* [What you need to do]:
In the data that follows, every line containing the word "ΤΑΜΙΕΥΤΗΡΙΟ" should be returned.

___ Material provided ___

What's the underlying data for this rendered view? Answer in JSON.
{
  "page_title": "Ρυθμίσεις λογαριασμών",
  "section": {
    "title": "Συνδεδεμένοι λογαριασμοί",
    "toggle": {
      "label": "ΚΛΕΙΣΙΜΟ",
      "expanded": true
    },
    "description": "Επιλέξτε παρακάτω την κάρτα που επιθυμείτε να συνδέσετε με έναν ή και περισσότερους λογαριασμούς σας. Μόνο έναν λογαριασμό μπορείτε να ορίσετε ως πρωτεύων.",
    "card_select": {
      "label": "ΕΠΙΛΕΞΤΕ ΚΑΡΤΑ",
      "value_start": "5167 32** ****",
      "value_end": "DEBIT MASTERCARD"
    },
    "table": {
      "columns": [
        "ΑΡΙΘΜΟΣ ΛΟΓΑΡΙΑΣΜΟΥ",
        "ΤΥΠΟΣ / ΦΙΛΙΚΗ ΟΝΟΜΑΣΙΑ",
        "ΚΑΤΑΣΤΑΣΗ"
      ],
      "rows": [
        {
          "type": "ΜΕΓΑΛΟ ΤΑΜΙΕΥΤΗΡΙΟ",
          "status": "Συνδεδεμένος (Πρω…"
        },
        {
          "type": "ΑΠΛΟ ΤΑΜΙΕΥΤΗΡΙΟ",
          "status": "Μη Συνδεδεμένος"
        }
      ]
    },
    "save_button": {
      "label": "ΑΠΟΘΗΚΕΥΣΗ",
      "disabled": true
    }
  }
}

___

* [Result of this exercise]:
          "type": "ΜΕΓΑΛΟ ΤΑΜΙΕΥΤΗΡΙΟ",
          "type": "ΑΠΛΟ ΤΑΜΙΕΥΤΗΡΙΟ",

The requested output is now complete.